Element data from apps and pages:
****************

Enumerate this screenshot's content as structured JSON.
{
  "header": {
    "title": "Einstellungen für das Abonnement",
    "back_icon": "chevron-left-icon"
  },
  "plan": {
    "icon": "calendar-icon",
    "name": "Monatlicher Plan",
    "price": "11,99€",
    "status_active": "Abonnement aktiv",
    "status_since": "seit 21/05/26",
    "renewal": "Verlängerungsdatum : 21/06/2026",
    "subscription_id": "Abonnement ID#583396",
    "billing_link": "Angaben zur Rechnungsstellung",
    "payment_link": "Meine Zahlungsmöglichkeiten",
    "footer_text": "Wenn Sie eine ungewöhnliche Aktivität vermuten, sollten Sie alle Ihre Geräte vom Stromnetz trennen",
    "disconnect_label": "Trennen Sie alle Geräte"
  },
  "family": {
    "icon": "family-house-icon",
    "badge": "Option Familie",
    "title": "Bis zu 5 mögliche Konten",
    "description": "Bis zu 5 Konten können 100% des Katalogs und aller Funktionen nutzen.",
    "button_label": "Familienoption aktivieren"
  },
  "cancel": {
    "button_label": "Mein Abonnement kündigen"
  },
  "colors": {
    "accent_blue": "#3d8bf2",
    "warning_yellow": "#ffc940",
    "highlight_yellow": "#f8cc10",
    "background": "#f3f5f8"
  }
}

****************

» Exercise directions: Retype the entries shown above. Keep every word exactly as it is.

» Answer to this exercise:
Enumerate this screenshot's content as structured JSON.
{
  "header": {
    "title": "Einstellungen für das Abonnement",
    "back_icon": "chevron-left-icon"
  },
  "plan": {
    "icon": "calendar-icon",
    "name": "Monatlicher Plan",
    "price": "11,99€",
    "status_active": "Abonnement aktiv",
    "status_since": "seit 21/05/26",
    "renewal": "Verlängerungsdatum : 21/06/2026",
    "subscription_id": "Abonnement ID#583396",
    "billing_link": "Angaben zur Rechnungsstellung",
    "payment_link": "Meine Zahlungsmöglichkeiten",
    "footer_text": "Wenn Sie eine ungewöhnliche Aktivität vermuten, sollten Sie alle Ihre Geräte vom Stromnetz trennen",
    "disconnect_label": "Trennen Sie alle Geräte"
  },
  "family": {
    "icon": "family-house-icon",
    "badge": "Option Familie",
    "title": "Bis zu 5 mögliche Konten",
    "description": "Bis zu 5 Konten können 100% des Katalogs und aller Funktionen nutzen.",
    "button_label": "Familienoption aktivieren"
  },
  "cancel": {
    "button_label": "Mein Abonnement kündigen"
  },
  "colors": {
    "accent_blue": "#3d8bf2",
    "warning_yellow": "#ffc940",
    "highlight_yellow": "#f8cc10",
    "background": "#f3f5f8"
  }
}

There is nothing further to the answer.